The arrest of two major cocaine brokers will further sour US-Venezuela relations and tarnish Hugo Chávez's image.
The arrest of two major cocaine brokers, José Joaquín Montes Ovalles and María Lilian Castellanos Boveda, both of whom identified themselves as ‘top representatives’ of the FARC in emails to an undercover DEA operative, will further sour US-Venezuela relations and tarnish the image of Pres. Hugo Chávez.
Montes and Castellanos face charges of conspiring to smuggle 1,000 kilograms of the drug from airstrips in Venezuela to points northward. While Chávez claims he needs greater power over the ports and is surprised to learn that Venezuela is a major transit point for Colombian cocaine, in 2005 he suspended almost all counternarcotics cooperation with the DEA, claiming they were spies aiming to destabilize his government.
However, last September the two countries skirmished so badly over US Treasury Department (which controls the DEA) accusations that two top Venezuelan intelligence officials provided weapons and protection of cocaine shipments for the FARC, they kicked out each others’ ambassadors. This arrest further fuels those fires.
Extradition to the US is the Colombian drug trafficker’s greatest fear, and these two will be under extreme pressure to name their FARC and Venezuelan colleagues.

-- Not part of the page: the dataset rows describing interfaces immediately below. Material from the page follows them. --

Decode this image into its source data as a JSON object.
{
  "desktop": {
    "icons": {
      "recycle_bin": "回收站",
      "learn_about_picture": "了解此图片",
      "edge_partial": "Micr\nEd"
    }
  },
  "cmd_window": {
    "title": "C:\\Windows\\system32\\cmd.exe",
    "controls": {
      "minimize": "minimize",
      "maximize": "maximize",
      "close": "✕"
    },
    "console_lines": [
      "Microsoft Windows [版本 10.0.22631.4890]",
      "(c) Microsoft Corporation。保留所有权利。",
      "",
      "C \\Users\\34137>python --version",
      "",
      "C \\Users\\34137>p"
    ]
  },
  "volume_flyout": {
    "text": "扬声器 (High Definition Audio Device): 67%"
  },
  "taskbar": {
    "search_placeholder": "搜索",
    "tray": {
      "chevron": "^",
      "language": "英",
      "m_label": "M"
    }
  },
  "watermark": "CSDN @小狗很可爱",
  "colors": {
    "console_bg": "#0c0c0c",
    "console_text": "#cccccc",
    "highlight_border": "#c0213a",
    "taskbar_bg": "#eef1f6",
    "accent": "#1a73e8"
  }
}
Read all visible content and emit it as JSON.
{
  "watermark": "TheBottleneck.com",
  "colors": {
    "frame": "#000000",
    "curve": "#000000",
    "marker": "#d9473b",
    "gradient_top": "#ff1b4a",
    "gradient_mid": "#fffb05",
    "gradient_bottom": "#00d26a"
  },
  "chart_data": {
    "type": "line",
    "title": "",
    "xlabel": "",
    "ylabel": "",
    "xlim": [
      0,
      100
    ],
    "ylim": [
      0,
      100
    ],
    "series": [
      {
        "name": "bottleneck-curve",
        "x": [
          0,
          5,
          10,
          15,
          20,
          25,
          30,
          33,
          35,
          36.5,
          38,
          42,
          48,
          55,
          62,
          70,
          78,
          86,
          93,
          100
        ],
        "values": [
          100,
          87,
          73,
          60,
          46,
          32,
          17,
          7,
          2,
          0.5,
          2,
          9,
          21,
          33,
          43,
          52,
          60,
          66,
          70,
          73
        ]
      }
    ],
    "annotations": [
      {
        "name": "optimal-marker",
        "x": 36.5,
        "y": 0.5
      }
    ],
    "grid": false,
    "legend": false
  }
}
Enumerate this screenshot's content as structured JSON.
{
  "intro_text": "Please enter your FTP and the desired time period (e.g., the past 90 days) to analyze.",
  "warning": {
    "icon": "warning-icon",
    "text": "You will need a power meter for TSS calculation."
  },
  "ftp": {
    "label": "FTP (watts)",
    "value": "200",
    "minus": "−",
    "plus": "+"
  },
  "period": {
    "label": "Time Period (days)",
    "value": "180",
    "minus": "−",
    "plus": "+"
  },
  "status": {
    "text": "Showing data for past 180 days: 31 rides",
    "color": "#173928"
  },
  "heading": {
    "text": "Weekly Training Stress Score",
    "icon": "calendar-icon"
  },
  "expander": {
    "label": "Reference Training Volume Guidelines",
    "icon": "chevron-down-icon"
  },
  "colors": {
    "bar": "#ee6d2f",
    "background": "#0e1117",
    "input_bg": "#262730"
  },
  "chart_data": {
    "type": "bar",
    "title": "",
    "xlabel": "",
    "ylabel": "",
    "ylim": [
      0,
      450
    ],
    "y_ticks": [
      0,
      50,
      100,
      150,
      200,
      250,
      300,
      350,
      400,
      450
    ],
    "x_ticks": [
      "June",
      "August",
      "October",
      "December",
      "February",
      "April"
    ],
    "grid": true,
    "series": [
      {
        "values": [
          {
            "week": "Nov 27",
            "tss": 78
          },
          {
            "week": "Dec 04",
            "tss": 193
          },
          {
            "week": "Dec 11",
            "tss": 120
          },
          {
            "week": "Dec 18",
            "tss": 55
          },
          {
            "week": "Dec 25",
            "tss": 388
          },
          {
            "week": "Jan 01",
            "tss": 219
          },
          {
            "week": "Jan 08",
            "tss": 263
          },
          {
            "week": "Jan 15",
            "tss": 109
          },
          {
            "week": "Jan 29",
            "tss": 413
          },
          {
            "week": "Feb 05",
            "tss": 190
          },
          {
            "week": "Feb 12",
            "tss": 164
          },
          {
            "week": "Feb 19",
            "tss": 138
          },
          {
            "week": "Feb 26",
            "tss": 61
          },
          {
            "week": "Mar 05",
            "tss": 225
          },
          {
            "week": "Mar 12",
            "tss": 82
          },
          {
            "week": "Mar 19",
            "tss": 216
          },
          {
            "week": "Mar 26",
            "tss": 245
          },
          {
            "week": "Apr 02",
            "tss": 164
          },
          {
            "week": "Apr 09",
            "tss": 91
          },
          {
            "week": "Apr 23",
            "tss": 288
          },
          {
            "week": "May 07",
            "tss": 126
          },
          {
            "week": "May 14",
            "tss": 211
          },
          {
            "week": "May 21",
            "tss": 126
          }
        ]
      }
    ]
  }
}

Growing evidence of cooperation by Chávez government officials with the FARC, a terrorist organization, could make Venezuela a state sponsor of terror – complete with draconian travel and investment restrictions. Although reliance on Venezuelan oil makes that possibility remote, you should watch this space for interesting repercussions.